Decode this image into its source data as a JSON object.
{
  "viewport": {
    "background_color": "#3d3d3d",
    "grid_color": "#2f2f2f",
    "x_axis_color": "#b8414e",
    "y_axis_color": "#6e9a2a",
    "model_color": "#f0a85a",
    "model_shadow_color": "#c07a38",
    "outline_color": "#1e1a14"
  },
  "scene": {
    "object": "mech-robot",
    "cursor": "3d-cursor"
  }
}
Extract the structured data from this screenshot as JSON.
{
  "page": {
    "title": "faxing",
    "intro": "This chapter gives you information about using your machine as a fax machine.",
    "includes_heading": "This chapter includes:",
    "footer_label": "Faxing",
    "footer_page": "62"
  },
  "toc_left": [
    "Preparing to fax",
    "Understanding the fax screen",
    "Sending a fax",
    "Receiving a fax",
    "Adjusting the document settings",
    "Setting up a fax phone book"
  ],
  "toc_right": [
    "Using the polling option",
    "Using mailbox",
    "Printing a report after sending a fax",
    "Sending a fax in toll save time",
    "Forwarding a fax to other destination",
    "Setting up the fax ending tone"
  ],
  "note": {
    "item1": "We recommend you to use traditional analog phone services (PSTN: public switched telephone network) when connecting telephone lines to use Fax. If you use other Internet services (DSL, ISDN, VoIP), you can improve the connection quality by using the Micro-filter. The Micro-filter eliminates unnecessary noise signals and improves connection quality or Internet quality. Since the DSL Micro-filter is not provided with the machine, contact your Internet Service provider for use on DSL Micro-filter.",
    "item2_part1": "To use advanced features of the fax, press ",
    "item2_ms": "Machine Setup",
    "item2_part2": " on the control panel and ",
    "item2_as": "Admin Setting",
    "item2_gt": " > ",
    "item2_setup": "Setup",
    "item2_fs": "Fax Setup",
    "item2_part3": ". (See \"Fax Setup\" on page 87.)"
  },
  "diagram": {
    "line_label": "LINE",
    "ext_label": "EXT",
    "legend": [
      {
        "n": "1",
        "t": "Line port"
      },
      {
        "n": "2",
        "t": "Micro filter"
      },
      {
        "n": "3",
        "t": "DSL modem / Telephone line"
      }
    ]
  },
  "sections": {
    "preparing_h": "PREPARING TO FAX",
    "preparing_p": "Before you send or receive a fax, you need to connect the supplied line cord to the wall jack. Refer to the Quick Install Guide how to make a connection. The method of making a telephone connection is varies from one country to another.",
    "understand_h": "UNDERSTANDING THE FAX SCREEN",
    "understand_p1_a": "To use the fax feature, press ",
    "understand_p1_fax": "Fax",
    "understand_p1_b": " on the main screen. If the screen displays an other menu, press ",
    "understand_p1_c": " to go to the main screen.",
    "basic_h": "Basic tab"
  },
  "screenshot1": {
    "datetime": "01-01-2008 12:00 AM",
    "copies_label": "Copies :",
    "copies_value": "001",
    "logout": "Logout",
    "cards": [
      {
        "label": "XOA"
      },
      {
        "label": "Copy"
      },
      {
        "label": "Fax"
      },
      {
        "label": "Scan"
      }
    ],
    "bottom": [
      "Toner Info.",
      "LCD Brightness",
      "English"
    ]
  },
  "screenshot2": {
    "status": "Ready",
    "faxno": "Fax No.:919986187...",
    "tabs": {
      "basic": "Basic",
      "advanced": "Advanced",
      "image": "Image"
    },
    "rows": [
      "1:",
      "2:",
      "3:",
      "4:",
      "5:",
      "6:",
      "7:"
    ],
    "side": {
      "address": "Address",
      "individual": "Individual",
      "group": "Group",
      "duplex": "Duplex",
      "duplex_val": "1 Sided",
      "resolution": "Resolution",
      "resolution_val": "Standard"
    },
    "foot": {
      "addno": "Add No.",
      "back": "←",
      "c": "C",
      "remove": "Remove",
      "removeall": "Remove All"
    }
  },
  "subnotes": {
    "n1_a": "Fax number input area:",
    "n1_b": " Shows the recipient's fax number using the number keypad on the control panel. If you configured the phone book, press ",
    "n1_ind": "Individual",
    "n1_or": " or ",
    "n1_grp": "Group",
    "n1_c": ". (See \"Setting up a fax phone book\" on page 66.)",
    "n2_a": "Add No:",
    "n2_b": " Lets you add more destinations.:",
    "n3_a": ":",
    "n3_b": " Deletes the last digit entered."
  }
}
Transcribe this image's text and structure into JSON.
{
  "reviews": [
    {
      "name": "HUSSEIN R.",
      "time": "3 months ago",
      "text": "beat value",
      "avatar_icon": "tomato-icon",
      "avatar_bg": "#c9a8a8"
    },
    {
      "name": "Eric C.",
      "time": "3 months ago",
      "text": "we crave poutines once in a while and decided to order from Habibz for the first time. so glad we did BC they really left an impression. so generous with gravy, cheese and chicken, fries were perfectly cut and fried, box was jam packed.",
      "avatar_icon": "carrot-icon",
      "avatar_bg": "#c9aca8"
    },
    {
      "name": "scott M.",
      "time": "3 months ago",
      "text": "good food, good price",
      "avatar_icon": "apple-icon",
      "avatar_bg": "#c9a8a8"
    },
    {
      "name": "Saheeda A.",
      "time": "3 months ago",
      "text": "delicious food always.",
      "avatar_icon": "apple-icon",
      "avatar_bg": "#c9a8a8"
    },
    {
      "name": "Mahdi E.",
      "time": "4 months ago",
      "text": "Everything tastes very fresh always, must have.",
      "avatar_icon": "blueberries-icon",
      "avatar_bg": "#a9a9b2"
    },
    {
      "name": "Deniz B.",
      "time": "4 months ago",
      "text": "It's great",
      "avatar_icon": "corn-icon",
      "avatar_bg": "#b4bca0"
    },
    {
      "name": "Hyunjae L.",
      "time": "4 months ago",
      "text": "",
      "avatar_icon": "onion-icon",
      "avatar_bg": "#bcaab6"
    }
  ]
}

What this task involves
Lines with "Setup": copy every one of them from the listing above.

Answer box
    "item2_ms": "Machine Setup",
    "item2_setup": "Setup",
    "item2_fs": "Fax Setup",
    "item2_part3": ". (See \"Fax Setup\" on page 87.)"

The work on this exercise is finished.